*WORK REQUIRED*
Write each entry down again precisely, skipping nothing.

*EXERCISE MATERIALS*
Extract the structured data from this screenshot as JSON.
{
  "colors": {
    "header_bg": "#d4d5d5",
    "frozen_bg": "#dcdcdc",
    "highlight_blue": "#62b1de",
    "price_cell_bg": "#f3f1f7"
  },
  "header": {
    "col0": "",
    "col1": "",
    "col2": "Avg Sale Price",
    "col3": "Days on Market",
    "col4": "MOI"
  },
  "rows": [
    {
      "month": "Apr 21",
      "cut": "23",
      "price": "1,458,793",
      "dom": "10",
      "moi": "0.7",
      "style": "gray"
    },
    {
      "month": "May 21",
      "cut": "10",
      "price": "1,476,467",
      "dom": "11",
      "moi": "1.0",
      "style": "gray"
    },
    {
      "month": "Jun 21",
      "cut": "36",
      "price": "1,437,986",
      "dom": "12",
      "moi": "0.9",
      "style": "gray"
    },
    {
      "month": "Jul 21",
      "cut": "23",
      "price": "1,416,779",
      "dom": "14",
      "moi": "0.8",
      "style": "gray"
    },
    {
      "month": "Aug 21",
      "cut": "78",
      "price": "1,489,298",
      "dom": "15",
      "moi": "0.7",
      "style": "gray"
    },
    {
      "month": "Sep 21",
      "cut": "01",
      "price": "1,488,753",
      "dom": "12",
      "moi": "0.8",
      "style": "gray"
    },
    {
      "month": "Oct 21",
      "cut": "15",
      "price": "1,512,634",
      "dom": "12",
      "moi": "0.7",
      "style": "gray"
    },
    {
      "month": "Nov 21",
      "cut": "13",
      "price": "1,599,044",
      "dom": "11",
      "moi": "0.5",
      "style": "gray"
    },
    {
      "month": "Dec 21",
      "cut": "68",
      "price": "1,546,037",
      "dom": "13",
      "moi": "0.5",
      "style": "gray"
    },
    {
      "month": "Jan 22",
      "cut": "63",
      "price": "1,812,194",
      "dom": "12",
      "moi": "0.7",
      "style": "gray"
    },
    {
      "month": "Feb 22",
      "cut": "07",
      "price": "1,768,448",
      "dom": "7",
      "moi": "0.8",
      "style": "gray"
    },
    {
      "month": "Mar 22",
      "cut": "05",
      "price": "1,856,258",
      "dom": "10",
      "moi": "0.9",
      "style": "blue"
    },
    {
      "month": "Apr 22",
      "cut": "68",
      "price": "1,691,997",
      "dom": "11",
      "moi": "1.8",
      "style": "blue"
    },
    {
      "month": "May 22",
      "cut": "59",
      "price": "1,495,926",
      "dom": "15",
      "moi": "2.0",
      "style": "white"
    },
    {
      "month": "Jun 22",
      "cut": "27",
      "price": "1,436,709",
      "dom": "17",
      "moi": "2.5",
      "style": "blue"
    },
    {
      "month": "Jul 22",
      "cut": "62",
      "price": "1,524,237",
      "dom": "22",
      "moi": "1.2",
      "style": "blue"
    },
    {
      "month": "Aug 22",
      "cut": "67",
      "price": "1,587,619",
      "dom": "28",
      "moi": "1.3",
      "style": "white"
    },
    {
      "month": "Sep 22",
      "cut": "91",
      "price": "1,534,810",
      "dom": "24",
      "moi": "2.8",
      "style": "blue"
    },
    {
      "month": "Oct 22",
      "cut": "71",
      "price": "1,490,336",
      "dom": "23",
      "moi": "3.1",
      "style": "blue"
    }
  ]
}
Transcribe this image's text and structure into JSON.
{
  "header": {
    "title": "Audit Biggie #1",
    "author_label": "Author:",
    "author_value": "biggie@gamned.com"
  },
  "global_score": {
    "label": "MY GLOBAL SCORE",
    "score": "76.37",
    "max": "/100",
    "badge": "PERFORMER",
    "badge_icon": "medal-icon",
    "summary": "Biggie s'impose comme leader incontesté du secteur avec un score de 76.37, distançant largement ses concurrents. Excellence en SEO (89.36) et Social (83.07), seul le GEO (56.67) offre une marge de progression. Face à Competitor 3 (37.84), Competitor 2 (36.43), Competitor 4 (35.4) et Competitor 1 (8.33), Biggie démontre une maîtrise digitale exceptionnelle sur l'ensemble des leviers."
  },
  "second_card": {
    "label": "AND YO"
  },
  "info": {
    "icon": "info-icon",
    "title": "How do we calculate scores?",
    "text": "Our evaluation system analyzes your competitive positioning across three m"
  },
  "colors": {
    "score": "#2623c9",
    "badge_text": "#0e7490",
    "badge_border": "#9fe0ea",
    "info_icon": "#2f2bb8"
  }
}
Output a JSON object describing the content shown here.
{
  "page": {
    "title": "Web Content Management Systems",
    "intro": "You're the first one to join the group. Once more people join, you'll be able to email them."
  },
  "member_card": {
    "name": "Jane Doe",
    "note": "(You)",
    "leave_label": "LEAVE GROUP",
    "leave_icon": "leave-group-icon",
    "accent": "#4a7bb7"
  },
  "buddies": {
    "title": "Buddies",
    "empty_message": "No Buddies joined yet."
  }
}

*EXERCISE RESULT*
Extract the structured data from this screenshot as JSON.
{
  "colors": {
    "header_bg": "#d4d5d5",
    "frozen_bg": "#dcdcdc",
    "highlight_blue": "#62b1de",
    "price_cell_bg": "#f3f1f7"
  },
  "header": {
    "col0": "",
    "col1": "",
    "col2": "Avg Sale Price",
    "col3": "Days on Market",
    "col4": "MOI"
  },
  "rows": [
    {
      "month": "Apr 21",
      "cut": "23",
      "price": "1,458,793",
      "dom": "10",
      "moi": "0.7",
      "style": "gray"
    },
    {
      "month": "May 21",
      "cut": "10",
      "price": "1,476,467",
      "dom": "11",
      "moi": "1.0",
      "style": "gray"
    },
    {
      "month": "Jun 21",
      "cut": "36",
      "price": "1,437,986",
      "dom": "12",
      "moi": "0.9",
      "style": "gray"
    },
    {
      "month": "Jul 21",
      "cut": "23",
      "price": "1,416,779",
      "dom": "14",
      "moi": "0.8",
      "style": "gray"
    },
    {
      "month": "Aug 21",
      "cut": "78",
      "price": "1,489,298",
      "dom": "15",
      "moi": "0.7",
      "style": "gray"
    },
    {
      "month": "Sep 21",
      "cut": "01",
      "price": "1,488,753",
      "dom": "12",
      "moi": "0.8",
      "style": "gray"
    },
    {
      "month": "Oct 21",
      "cut": "15",
      "price": "1,512,634",
      "dom": "12",
      "moi": "0.7",
      "style": "gray"
    },
    {
      "month": "Nov 21",
      "cut": "13",
      "price": "1,599,044",
      "dom": "11",
      "moi": "0.5",
      "style": "gray"
    },
    {
      "month": "Dec 21",
      "cut": "68",
      "price": "1,546,037",
      "dom": "13",
      "moi": "0.5",
      "style": "gray"
    },
    {
      "month": "Jan 22",
      "cut": "63",
      "price": "1,812,194",
      "dom": "12",
      "moi": "0.7",
      "style": "gray"
    },
    {
      "month": "Feb 22",
      "cut": "07",
      "price": "1,768,448",
      "dom": "7",
      "moi": "0.8",
      "style": "gray"
    },
    {
      "month": "Mar 22",
      "cut": "05",
      "price": "1,856,258",
      "dom": "10",
      "moi": "0.9",
      "style": "blue"
    },
    {
      "month": "Apr 22",
      "cut": "68",
      "price": "1,691,997",
      "dom": "11",
      "moi": "1.8",
      "style": "blue"
    },
    {
      "month": "May 22",
      "cut": "59",
      "price": "1,495,926",
      "dom": "15",
      "moi": "2.0",
      "style": "white"
    },
    {
      "month": "Jun 22",
      "cut": "27",
      "price": "1,436,709",
      "dom": "17",
      "moi": "2.5",
      "style": "blue"
    },
    {
      "month": "Jul 22",
      "cut": "62",
      "price": "1,524,237",
      "dom": "22",
      "moi": "1.2",
      "style": "blue"
    },
    {
      "month": "Aug 22",
      "cut": "67",
      "price": "1,587,619",
      "dom": "28",
      "moi": "1.3",
      "style": "white"
    },
    {
      "month": "Sep 22",
      "cut": "91",
      "price": "1,534,810",
      "dom": "24",
      "moi": "2.8",
      "style": "blue"
    },
    {
      "month": "Oct 22",
      "cut": "71",
      "price": "1,490,336",
      "dom": "23",
      "moi": "3.1",
      "style": "blue"
    }
  ]
}
Transcribe this image's text and structure into JSON.
{
  "header": {
    "title": "Audit Biggie #1",
    "author_label": "Author:",
    "author_value": "biggie@gamned.com"
  },
  "global_score": {
    "label": "MY GLOBAL SCORE",
    "score": "76.37",
    "max": "/100",
    "badge": "PERFORMER",
    "badge_icon": "medal-icon",
    "summary": "Biggie s'impose comme leader incontesté du secteur avec un score de 76.37, distançant largement ses concurrents. Excellence en SEO (89.36) et Social (83.07), seul le GEO (56.67) offre une marge de progression. Face à Competitor 3 (37.84), Competitor 2 (36.43), Competitor 4 (35.4) et Competitor 1 (8.33), Biggie démontre une maîtrise digitale exceptionnelle sur l'ensemble des leviers."
  },
  "second_card": {
    "label": "AND YO"
  },
  "info": {
    "icon": "info-icon",
    "title": "How do we calculate scores?",
    "text": "Our evaluation system analyzes your competitive positioning across three m"
  },
  "colors": {
    "score": "#2623c9",
    "badge_text": "#0e7490",
    "badge_border": "#9fe0ea",
    "info_icon": "#2f2bb8"
  }
}
Output a JSON object describing the content shown here.
{
  "page": {
    "title": "Web Content Management Systems",
    "intro": "You're the first one to join the group. Once more people join, you'll be able to email them."
  },
  "member_card": {
    "name": "Jane Doe",
    "note": "(You)",
    "leave_label": "LEAVE GROUP",
    "leave_icon": "leave-group-icon",
    "accent": "#4a7bb7"
  },
  "buddies": {
    "title": "Buddies",
    "empty_message": "No Buddies joined yet."
  }
}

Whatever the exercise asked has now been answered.